> **Exercise objective**: Your task is to filter the data below down to the lines holding "Ctrl".

____

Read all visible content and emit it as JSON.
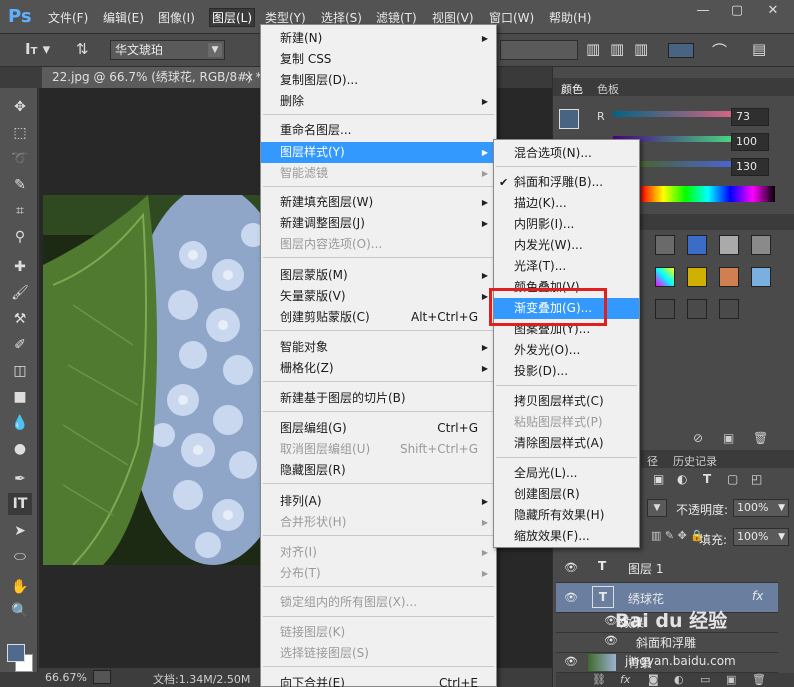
{
  "app": {
    "logo": "Ps"
  },
  "menubar": {
    "items": [
      {
        "label": "文件(F)"
      },
      {
        "label": "编辑(E)"
      },
      {
        "label": "图像(I)"
      },
      {
        "label": "图层(L)"
      },
      {
        "label": "类型(Y)"
      },
      {
        "label": "选择(S)"
      },
      {
        "label": "滤镜(T)"
      },
      {
        "label": "视图(V)"
      },
      {
        "label": "窗口(W)"
      },
      {
        "label": "帮助(H)"
      }
    ],
    "window_controls": [
      "—",
      "▢",
      "✕"
    ]
  },
  "options": {
    "font_family": "华文琥珀"
  },
  "document": {
    "tab_title": "22.jpg @ 66.7% (绣球花, RGB/8#) *"
  },
  "status": {
    "zoom": "66.67%",
    "doc_info": "文档:1.34M/2.50M"
  },
  "layer_menu": {
    "items": [
      {
        "label": "新建(N)",
        "sub": true,
        "disabled": false
      },
      {
        "label": "复制 CSS",
        "disabled": false
      },
      {
        "label": "复制图层(D)...",
        "disabled": false
      },
      {
        "label": "删除",
        "sub": true,
        "disabled": false
      },
      {
        "label": "重命名图层...",
        "disabled": false
      },
      {
        "label": "图层样式(Y)",
        "sub": true,
        "highlighted": true
      },
      {
        "label": "智能滤镜",
        "sub": true,
        "disabled": true
      },
      {
        "label": "新建填充图层(W)",
        "sub": true
      },
      {
        "label": "新建调整图层(J)",
        "sub": true
      },
      {
        "label": "图层内容选项(O)...",
        "disabled": true
      },
      {
        "label": "图层蒙版(M)",
        "sub": true
      },
      {
        "label": "矢量蒙版(V)",
        "sub": true
      },
      {
        "label": "创建剪贴蒙版(C)",
        "shortcut": "Alt+Ctrl+G"
      },
      {
        "label": "智能对象",
        "sub": true
      },
      {
        "label": "栅格化(Z)",
        "sub": true
      },
      {
        "label": "新建基于图层的切片(B)"
      },
      {
        "label": "图层编组(G)",
        "shortcut": "Ctrl+G"
      },
      {
        "label": "取消图层编组(U)",
        "shortcut": "Shift+Ctrl+G",
        "disabled": true
      },
      {
        "label": "隐藏图层(R)"
      },
      {
        "label": "排列(A)",
        "sub": true
      },
      {
        "label": "合并形状(H)",
        "sub": true,
        "disabled": true
      },
      {
        "label": "对齐(I)",
        "sub": true,
        "disabled": true
      },
      {
        "label": "分布(T)",
        "sub": true,
        "disabled": true
      },
      {
        "label": "锁定组内的所有图层(X)...",
        "disabled": true
      },
      {
        "label": "链接图层(K)",
        "disabled": true
      },
      {
        "label": "选择链接图层(S)",
        "disabled": true
      },
      {
        "label": "向下合并(E)",
        "shortcut": "Ctrl+E"
      }
    ]
  },
  "style_submenu": {
    "items": [
      {
        "label": "混合选项(N)..."
      },
      {
        "label": "斜面和浮雕(B)...",
        "checked": true
      },
      {
        "label": "描边(K)..."
      },
      {
        "label": "内阴影(I)..."
      },
      {
        "label": "内发光(W)..."
      },
      {
        "label": "光泽(T)..."
      },
      {
        "label": "颜色叠加(V)..."
      },
      {
        "label": "渐变叠加(G)...",
        "highlighted": true
      },
      {
        "label": "图案叠加(Y)..."
      },
      {
        "label": "外发光(O)..."
      },
      {
        "label": "投影(D)..."
      },
      {
        "label": "拷贝图层样式(C)"
      },
      {
        "label": "粘贴图层样式(P)",
        "disabled": true
      },
      {
        "label": "清除图层样式(A)"
      },
      {
        "label": "全局光(L)..."
      },
      {
        "label": "创建图层(R)"
      },
      {
        "label": "隐藏所有效果(H)"
      },
      {
        "label": "缩放效果(F)..."
      }
    ]
  },
  "color_panel": {
    "tabs": [
      "颜色",
      "色板"
    ],
    "r_label": "R",
    "r": "73",
    "g": "100",
    "b": "130",
    "fg_color": "#496482"
  },
  "layers_panel": {
    "tabs": [
      "径",
      "历史记录"
    ],
    "opacity_label": "不透明度:",
    "opacity": "100%",
    "fill_label": "填充:",
    "fill": "100%",
    "layers": [
      {
        "name": "图层 1",
        "type": "text"
      },
      {
        "name": "绣球花",
        "type": "text",
        "selected": true,
        "fx": "fx"
      },
      {
        "name": "效果",
        "type": "effects"
      },
      {
        "name": "斜面和浮雕",
        "type": "effect"
      },
      {
        "name": "背景",
        "type": "image"
      }
    ]
  },
  "watermark": {
    "brand": "Bai du 经验",
    "url": "jingyan.baidu.com"
  }
}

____

> **Completed exercise**:
        "shortcut": "Alt+Ctrl+G"
        "shortcut": "Ctrl+G"
        "shortcut": "Shift+Ctrl+G",
        "shortcut": "Ctrl+E"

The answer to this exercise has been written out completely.